**TASK PROMPT**
Go through the material below and copy each line exactly.

**DATA FOR THIS TASK**
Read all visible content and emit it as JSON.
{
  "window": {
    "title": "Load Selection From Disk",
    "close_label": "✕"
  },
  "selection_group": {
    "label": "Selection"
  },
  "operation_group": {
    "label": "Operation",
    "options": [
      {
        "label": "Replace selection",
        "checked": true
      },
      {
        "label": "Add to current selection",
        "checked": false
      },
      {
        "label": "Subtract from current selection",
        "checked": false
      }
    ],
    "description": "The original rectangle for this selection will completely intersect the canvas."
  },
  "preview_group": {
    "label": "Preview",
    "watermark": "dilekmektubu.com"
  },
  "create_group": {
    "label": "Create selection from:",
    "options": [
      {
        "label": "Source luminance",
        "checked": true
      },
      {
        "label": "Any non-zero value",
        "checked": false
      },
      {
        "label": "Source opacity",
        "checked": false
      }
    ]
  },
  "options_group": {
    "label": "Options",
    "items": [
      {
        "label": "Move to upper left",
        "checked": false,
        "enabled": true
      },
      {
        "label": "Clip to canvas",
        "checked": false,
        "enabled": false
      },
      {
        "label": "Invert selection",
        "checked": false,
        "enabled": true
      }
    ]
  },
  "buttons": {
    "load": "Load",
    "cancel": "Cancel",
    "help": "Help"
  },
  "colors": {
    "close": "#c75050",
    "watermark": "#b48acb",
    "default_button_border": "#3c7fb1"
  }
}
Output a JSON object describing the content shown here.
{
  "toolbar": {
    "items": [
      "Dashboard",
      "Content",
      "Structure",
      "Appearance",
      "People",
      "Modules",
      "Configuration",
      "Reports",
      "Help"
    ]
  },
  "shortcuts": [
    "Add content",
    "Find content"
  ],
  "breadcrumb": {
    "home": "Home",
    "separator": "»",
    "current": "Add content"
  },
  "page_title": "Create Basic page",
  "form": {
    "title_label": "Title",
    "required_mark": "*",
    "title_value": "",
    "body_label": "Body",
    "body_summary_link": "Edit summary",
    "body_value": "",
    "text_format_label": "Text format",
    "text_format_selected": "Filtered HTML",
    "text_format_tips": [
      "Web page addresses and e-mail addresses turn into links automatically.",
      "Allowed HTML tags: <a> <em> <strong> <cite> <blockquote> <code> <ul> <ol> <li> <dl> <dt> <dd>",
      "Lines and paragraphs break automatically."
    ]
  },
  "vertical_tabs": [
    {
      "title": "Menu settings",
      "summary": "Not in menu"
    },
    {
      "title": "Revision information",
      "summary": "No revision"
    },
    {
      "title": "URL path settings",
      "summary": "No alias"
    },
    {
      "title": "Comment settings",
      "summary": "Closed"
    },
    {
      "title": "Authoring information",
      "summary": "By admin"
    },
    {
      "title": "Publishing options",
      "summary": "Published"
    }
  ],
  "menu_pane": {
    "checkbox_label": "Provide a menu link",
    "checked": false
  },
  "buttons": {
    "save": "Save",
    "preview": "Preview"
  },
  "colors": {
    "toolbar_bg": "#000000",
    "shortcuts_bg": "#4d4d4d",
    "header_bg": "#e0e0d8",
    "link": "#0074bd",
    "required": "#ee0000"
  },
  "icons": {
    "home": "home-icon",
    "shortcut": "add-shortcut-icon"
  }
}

**SOLVED PROBLEM**
Read all visible content and emit it as JSON.
{
  "window": {
    "title": "Load Selection From Disk",
    "close_label": "✕"
  },
  "selection_group": {
    "label": "Selection"
  },
  "operation_group": {
    "label": "Operation",
    "options": [
      {
        "label": "Replace selection",
        "checked": true
      },
      {
        "label": "Add to current selection",
        "checked": false
      },
      {
        "label": "Subtract from current selection",
        "checked": false
      }
    ],
    "description": "The original rectangle for this selection will completely intersect the canvas."
  },
  "preview_group": {
    "label": "Preview",
    "watermark": "dilekmektubu.com"
  },
  "create_group": {
    "label": "Create selection from:",
    "options": [
      {
        "label": "Source luminance",
        "checked": true
      },
      {
        "label": "Any non-zero value",
        "checked": false
      },
      {
        "label": "Source opacity",
        "checked": false
      }
    ]
  },
  "options_group": {
    "label": "Options",
    "items": [
      {
        "label": "Move to upper left",
        "checked": false,
        "enabled": true
      },
      {
        "label": "Clip to canvas",
        "checked": false,
        "enabled": false
      },
      {
        "label": "Invert selection",
        "checked": false,
        "enabled": true
      }
    ]
  },
  "buttons": {
    "load": "Load",
    "cancel": "Cancel",
    "help": "Help"
  },
  "colors": {
    "close": "#c75050",
    "watermark": "#b48acb",
    "default_button_border": "#3c7fb1"
  }
}
Output a JSON object describing the content shown here.
{
  "toolbar": {
    "items": [
      "Dashboard",
      "Content",
      "Structure",
      "Appearance",
      "People",
      "Modules",
      "Configuration",
      "Reports",
      "Help"
    ]
  },
  "shortcuts": [
    "Add content",
    "Find content"
  ],
  "breadcrumb": {
    "home": "Home",
    "separator": "»",
    "current": "Add content"
  },
  "page_title": "Create Basic page",
  "form": {
    "title_label": "Title",
    "required_mark": "*",
    "title_value": "",
    "body_label": "Body",
    "body_summary_link": "Edit summary",
    "body_value": "",
    "text_format_label": "Text format",
    "text_format_selected": "Filtered HTML",
    "text_format_tips": [
      "Web page addresses and e-mail addresses turn into links automatically.",
      "Allowed HTML tags: <a> <em> <strong> <cite> <blockquote> <code> <ul> <ol> <li> <dl> <dt> <dd>",
      "Lines and paragraphs break automatically."
    ]
  },
  "vertical_tabs": [
    {
      "title": "Menu settings",
      "summary": "Not in menu"
    },
    {
      "title": "Revision information",
      "summary": "No revision"
    },
    {
      "title": "URL path settings",
      "summary": "No alias"
    },
    {
      "title": "Comment settings",
      "summary": "Closed"
    },
    {
      "title": "Authoring information",
      "summary": "By admin"
    },
    {
      "title": "Publishing options",
      "summary": "Published"
    }
  ],
  "menu_pane": {
    "checkbox_label": "Provide a menu link",
    "checked": false
  },
  "buttons": {
    "save": "Save",
    "preview": "Preview"
  },
  "colors": {
    "toolbar_bg": "#000000",
    "shortcuts_bg": "#4d4d4d",
    "header_bg": "#e0e0d8",
    "link": "#0074bd",
    "required": "#ee0000"
  },
  "icons": {
    "home": "home-icon",
    "shortcut": "add-shortcut-icon"
  }
}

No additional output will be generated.